Your assignment:
From the entries that follow, list every line in which the string "label" appears.
╭─ Data for the task
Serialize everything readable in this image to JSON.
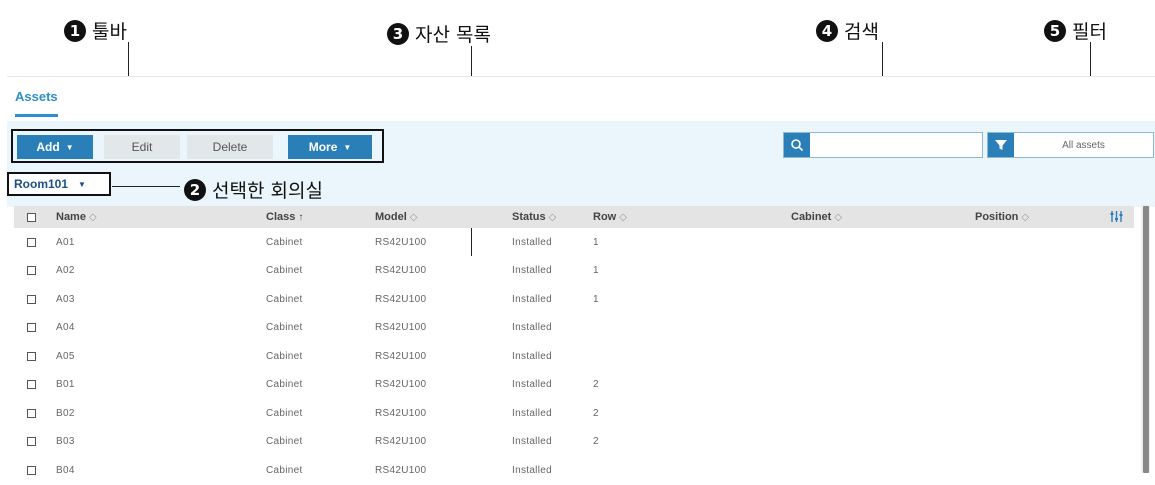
{
  "annotations": [
    {
      "num": "1",
      "label": "툴바"
    },
    {
      "num": "2",
      "label": "선택한 회의실"
    },
    {
      "num": "3",
      "label": "자산 목록"
    },
    {
      "num": "4",
      "label": "검색"
    },
    {
      "num": "5",
      "label": "필터"
    }
  ],
  "tabs": {
    "assets": "Assets"
  },
  "toolbar": {
    "add": "Add",
    "edit": "Edit",
    "delete": "Delete",
    "more": "More"
  },
  "search": {
    "placeholder": "",
    "icon": "search-icon"
  },
  "filter": {
    "value": "All assets",
    "icon": "filter-icon"
  },
  "room": {
    "value": "Room101"
  },
  "table": {
    "columns": [
      "Name",
      "Class",
      "Model",
      "Status",
      "Row",
      "Cabinet",
      "Position"
    ],
    "rows": [
      [
        "A01",
        "Cabinet",
        "RS42U100",
        "Installed",
        "1",
        "",
        ""
      ],
      [
        "A02",
        "Cabinet",
        "RS42U100",
        "Installed",
        "1",
        "",
        ""
      ],
      [
        "A03",
        "Cabinet",
        "RS42U100",
        "Installed",
        "1",
        "",
        ""
      ],
      [
        "A04",
        "Cabinet",
        "RS42U100",
        "Installed",
        "",
        "",
        ""
      ],
      [
        "A05",
        "Cabinet",
        "RS42U100",
        "Installed",
        "",
        "",
        ""
      ],
      [
        "B01",
        "Cabinet",
        "RS42U100",
        "Installed",
        "2",
        "",
        ""
      ],
      [
        "B02",
        "Cabinet",
        "RS42U100",
        "Installed",
        "2",
        "",
        ""
      ],
      [
        "B03",
        "Cabinet",
        "RS42U100",
        "Installed",
        "2",
        "",
        ""
      ],
      [
        "B04",
        "Cabinet",
        "RS42U100",
        "Installed",
        "",
        "",
        ""
      ]
    ]
  },
  "colors": {
    "accent": "#2b7fb8",
    "tab": "#2f8fc8",
    "toolbar_bg": "#eaf6fb"
  }
}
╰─
Output of the task:
      "label": "툴바"
      "label": "선택한 회의실"
      "label": "자산 목록"
      "label": "검색"
      "label": "필터"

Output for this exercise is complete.